Problem description. Read the data below line by line and copy each one with "else" in it.

Records from a data collection:

Start of Block

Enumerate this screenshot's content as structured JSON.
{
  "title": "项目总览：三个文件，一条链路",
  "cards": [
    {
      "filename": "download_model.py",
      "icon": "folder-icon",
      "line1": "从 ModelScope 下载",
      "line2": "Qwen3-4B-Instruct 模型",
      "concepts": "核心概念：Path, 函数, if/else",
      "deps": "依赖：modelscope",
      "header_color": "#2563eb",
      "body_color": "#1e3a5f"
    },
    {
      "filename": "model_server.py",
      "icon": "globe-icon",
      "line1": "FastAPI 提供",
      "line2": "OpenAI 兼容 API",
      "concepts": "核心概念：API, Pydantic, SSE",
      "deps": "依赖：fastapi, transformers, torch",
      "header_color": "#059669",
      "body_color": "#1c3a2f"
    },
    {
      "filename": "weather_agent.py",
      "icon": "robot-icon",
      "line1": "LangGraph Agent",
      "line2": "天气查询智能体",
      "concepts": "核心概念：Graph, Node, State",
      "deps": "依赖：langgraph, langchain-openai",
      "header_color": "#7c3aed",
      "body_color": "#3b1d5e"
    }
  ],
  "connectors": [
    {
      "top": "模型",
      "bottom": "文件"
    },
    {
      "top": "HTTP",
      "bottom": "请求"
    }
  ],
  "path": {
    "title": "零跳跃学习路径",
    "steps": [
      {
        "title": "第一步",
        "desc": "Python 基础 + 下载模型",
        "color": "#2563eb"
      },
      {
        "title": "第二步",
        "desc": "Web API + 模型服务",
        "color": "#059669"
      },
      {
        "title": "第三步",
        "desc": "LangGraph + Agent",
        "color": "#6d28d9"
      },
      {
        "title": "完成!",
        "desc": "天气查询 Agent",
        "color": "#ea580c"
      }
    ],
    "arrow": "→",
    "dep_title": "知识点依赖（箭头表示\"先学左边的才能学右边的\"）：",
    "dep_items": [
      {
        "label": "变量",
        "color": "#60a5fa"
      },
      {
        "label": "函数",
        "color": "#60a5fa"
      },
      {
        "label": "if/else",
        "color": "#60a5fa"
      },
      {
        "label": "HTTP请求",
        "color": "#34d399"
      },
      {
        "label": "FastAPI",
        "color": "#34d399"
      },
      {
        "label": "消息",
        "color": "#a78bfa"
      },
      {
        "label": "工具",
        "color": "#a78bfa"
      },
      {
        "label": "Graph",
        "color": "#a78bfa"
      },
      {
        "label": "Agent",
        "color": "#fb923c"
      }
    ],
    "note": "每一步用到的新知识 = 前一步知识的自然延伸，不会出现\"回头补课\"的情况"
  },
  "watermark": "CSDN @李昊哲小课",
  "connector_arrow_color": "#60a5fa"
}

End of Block

Output below.
      "concepts": "核心概念：Path, 函数, if/else",
        "label": "if/else",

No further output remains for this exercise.